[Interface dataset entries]
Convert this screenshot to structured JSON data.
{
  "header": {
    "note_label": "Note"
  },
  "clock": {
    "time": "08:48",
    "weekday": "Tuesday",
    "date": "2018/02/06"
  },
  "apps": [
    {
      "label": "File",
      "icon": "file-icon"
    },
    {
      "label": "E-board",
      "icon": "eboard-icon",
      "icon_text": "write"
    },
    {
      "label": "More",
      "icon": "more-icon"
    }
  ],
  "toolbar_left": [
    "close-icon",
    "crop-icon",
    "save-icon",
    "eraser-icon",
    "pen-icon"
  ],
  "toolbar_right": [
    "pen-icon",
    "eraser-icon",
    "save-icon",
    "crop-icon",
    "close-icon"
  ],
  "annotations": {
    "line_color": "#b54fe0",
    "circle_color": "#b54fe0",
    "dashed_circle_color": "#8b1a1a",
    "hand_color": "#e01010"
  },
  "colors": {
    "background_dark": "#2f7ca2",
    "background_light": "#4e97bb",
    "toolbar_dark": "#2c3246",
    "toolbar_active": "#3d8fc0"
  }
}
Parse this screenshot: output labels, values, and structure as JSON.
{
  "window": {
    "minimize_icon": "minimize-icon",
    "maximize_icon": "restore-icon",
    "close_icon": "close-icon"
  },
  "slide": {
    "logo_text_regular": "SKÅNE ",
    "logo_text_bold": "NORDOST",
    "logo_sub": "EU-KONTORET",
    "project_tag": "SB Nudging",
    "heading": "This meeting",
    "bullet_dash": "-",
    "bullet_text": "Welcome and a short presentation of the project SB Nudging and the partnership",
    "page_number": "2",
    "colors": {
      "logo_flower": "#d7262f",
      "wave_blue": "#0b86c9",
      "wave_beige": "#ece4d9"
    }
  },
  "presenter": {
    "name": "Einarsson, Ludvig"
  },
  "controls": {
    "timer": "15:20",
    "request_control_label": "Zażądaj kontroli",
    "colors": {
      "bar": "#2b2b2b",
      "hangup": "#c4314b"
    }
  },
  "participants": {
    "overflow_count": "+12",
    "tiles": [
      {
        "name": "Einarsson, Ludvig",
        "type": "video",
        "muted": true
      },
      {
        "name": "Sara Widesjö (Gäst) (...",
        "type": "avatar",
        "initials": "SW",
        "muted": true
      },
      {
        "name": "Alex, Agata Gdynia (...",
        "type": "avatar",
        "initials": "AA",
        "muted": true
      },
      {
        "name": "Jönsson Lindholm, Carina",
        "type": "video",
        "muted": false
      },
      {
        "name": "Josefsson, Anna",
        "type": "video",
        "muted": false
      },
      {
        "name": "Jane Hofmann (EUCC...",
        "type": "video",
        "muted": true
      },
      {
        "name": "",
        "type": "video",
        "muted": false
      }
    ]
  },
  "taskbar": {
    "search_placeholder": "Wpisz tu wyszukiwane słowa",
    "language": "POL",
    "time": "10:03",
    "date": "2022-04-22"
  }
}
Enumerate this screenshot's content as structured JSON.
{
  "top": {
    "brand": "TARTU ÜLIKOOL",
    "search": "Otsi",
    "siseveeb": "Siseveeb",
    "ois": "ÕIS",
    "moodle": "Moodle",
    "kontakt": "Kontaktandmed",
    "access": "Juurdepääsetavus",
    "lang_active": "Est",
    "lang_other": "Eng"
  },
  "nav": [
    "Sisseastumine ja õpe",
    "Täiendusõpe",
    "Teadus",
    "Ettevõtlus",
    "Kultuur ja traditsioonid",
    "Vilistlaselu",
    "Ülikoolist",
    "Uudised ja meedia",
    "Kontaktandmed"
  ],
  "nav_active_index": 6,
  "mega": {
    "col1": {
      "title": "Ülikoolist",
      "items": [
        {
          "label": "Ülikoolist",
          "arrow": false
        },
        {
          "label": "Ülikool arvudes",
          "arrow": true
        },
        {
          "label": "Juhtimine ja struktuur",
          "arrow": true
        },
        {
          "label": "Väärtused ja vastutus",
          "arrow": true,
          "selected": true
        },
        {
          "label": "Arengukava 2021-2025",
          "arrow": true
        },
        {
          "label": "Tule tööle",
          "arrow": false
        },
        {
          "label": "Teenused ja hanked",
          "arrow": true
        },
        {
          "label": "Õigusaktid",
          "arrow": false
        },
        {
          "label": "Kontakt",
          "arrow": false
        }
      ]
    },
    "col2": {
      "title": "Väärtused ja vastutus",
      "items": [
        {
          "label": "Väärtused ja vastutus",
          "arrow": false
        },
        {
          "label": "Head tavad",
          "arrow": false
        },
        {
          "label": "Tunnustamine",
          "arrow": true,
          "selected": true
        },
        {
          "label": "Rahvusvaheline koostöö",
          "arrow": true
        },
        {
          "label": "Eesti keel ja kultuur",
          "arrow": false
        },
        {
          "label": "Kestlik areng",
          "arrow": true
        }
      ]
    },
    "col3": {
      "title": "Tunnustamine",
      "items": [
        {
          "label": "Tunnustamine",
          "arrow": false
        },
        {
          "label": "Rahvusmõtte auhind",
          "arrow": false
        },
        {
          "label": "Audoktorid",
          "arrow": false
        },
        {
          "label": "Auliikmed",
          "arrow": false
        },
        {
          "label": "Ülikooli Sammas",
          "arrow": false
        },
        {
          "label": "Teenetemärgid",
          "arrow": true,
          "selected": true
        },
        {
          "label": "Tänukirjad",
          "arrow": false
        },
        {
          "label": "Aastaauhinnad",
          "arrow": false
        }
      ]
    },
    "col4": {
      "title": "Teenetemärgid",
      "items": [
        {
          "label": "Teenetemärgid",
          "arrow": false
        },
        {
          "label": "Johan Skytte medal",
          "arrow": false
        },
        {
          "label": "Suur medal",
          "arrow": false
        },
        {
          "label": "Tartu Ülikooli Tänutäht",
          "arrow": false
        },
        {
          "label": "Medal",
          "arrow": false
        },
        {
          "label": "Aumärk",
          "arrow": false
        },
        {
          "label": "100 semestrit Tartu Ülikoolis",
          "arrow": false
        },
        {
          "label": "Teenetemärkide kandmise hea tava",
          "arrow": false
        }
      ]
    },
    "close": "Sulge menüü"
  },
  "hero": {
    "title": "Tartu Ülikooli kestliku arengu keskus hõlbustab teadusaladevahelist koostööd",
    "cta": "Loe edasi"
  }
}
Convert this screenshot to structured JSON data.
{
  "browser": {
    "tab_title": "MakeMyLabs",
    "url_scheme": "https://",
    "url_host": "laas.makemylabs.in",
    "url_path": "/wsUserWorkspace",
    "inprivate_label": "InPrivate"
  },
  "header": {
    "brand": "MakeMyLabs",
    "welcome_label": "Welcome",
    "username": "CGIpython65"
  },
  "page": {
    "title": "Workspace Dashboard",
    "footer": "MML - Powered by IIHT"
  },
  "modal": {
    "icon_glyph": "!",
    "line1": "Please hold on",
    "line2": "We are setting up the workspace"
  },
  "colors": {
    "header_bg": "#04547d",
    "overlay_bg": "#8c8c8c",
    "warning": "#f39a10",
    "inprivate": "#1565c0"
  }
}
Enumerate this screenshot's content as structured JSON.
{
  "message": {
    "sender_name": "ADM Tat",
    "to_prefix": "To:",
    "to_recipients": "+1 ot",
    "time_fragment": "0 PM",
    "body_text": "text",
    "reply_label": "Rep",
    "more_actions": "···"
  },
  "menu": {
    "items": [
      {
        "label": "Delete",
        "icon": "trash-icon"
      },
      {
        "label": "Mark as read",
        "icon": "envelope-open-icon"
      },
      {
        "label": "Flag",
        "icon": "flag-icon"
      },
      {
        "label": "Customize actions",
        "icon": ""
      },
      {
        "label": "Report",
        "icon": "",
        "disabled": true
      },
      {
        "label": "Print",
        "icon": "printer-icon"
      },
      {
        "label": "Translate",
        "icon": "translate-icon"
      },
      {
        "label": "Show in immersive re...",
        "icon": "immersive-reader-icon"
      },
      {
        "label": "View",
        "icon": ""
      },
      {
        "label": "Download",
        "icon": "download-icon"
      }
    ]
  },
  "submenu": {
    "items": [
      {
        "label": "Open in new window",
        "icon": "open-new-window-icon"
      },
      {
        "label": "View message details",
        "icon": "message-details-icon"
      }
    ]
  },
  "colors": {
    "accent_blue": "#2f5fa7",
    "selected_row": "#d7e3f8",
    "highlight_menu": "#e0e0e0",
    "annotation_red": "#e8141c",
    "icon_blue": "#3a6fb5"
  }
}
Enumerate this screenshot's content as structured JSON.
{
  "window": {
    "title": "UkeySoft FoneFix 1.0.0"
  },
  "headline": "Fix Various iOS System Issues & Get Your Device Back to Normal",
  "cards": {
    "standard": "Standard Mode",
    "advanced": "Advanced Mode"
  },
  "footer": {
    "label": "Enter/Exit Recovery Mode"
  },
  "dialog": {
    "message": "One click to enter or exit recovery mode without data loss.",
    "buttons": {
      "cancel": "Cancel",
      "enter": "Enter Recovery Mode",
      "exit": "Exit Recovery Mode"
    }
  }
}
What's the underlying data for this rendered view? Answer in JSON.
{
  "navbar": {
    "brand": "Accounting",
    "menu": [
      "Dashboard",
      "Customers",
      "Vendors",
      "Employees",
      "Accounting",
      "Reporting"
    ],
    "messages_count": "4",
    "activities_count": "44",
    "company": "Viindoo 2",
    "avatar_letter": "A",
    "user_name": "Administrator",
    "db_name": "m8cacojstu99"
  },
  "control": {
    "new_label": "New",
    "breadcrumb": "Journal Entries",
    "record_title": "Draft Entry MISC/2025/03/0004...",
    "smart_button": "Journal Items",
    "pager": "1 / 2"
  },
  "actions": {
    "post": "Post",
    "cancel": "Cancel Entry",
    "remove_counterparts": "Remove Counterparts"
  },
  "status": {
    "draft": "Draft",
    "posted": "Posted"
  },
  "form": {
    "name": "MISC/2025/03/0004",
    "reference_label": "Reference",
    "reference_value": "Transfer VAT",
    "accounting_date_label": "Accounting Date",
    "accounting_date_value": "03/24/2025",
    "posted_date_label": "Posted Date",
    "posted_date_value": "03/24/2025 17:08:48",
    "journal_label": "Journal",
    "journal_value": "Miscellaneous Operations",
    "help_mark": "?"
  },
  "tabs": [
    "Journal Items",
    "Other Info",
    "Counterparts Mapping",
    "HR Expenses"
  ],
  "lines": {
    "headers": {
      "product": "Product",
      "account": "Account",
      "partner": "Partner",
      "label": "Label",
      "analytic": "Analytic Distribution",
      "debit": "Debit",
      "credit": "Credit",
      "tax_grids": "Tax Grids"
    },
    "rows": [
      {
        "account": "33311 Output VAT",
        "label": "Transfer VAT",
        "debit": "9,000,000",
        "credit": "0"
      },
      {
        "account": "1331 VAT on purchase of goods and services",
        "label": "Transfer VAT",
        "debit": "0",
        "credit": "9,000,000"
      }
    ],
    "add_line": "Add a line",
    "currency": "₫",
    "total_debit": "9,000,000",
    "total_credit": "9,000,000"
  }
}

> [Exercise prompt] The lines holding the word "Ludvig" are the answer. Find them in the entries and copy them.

> [Response to the task]
    "name": "Einarsson, Ludvig"
        "name": "Einarsson, Ludvig",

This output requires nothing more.